How they went from there to being at the literal back of an F1 grid is frankly beyond me. They have a fantastically well run operation staffed by literal geniuses. They have a wind tunnel that NASA is envious of. They just got a new infusion of cash from Swedish investors (not sure how that dovetails, but hey, an operating budget is an operating budget). And now they’ve got even more money and backing from Alfa Romeo.
Pretty Faces & Exciting Races
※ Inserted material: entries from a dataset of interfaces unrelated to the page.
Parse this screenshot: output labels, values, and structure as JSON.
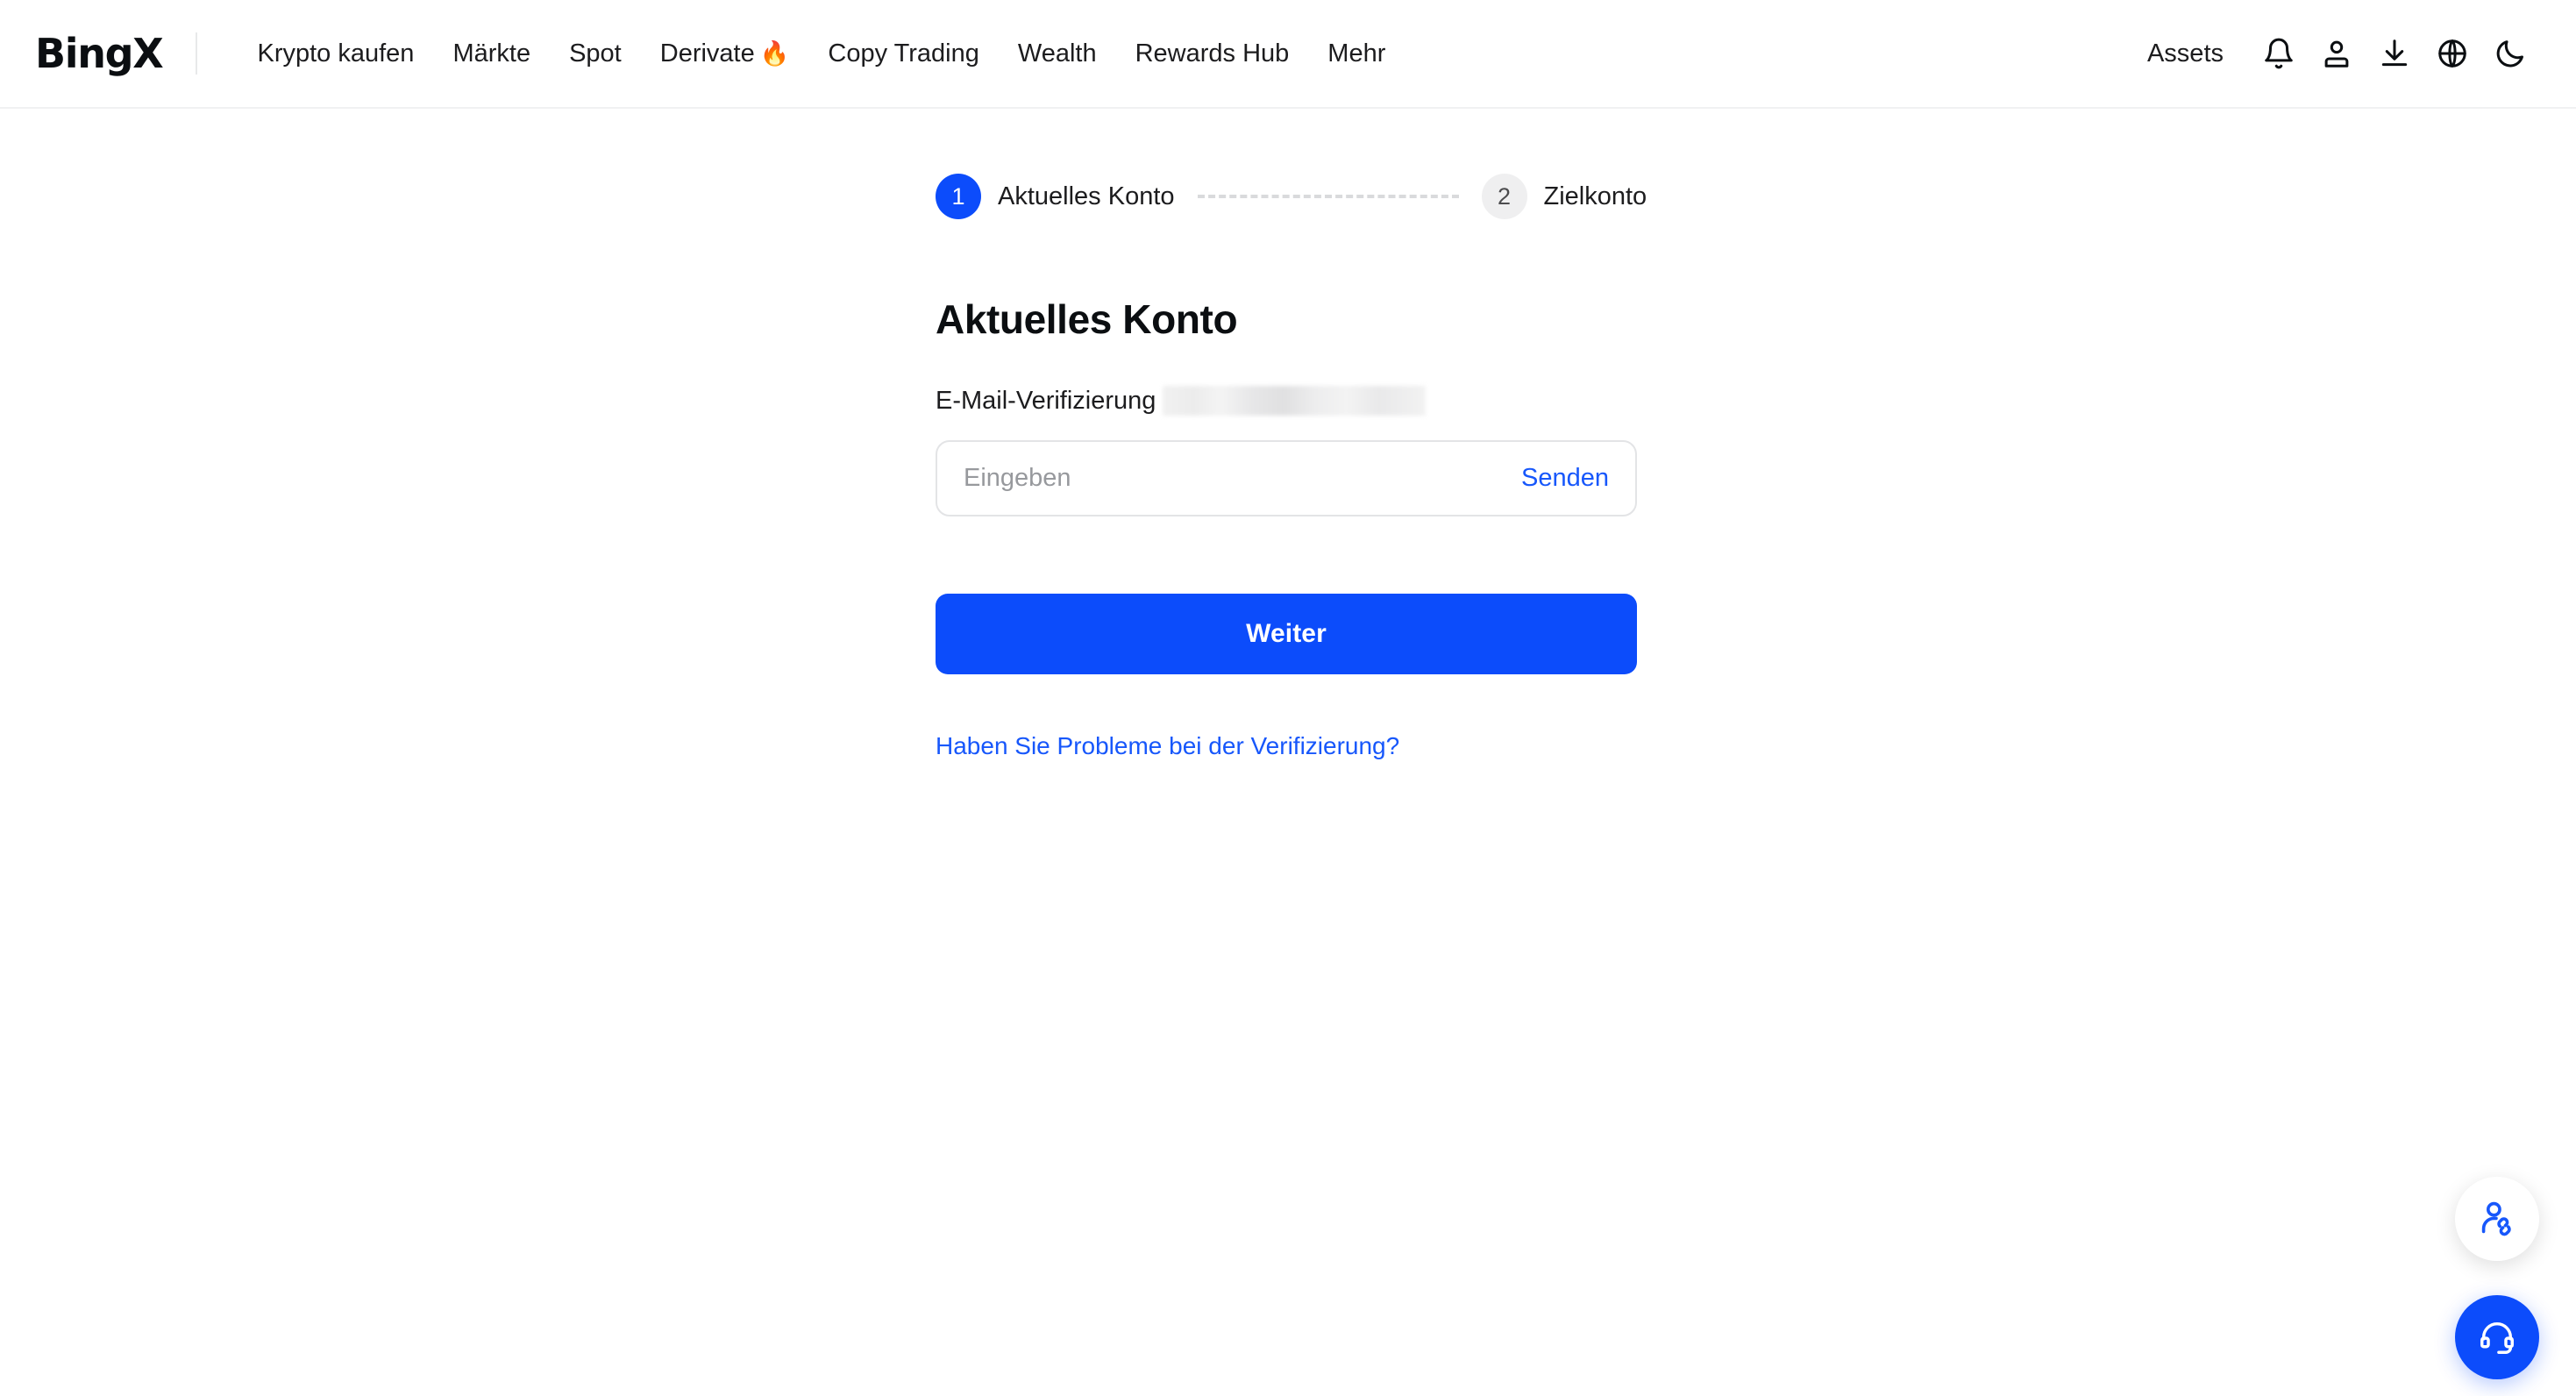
{
  "header": {
    "brand": "BingX",
    "nav_items": [
      {
        "label": "Krypto kaufen",
        "emoji": ""
      },
      {
        "label": "Märkte",
        "emoji": ""
      },
      {
        "label": "Spot",
        "emoji": ""
      },
      {
        "label": "Derivate",
        "emoji": "🔥"
      },
      {
        "label": "Copy Trading",
        "emoji": ""
      },
      {
        "label": "Wealth",
        "emoji": ""
      },
      {
        "label": "Rewards Hub",
        "emoji": ""
      },
      {
        "label": "Mehr",
        "emoji": ""
      }
    ],
    "assets_label": "Assets",
    "icons": [
      "notification-bell-icon",
      "user-profile-icon",
      "download-icon",
      "language-globe-icon",
      "dark-mode-moon-icon"
    ]
  },
  "stepper": {
    "steps": [
      {
        "number": "1",
        "label": "Aktuelles Konto",
        "state": "active"
      },
      {
        "number": "2",
        "label": "Zielkonto",
        "state": "inactive"
      }
    ]
  },
  "form": {
    "title": "Aktuelles Konto",
    "field_label": "E-Mail-Verifizierung",
    "masked_email": "",
    "code_placeholder": "Eingeben",
    "code_value": "",
    "send_label": "Senden",
    "submit_label": "Weiter",
    "help_label": "Haben Sie Probleme bei der Verifizierung?"
  },
  "floating": {
    "referral_icon": "user-referral-link-icon",
    "support_icon": "headset-support-icon"
  },
  "colors": {
    "accent_blue": "#0C4CFB",
    "link_blue": "#1757FB",
    "text_primary": "#1C1C1E",
    "border_gray": "#E3E4E6",
    "inactive_gray": "#EFEFF0",
    "page_background": "#FFFFFF"
  }
}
How can this not work? What could possibly go wrong with this chemical admixture? Simple: This is racing. And the great thing about racing is that anything can happen. And the terrible thing about racing is that anything can happen. Officially called the Alfa Romeo Sauber F1 Team, they will sport the distinctive Alfa Romeo colors and logo seen in the past, and will be on the grid in Australia for the first race of the 2018 Formula 1 World Championship. Will this work? I don’t know. But they’ll be pretty to look at, that’s easy to say.
Tony Borroz has spent his entire life racing antique and sports cars. He is the author of Bricks & Bones: The Endearing Legacy and Nitty-Gritty Phenomenon of The Indy 500, available in .
Photos & Source: FCA US LLC.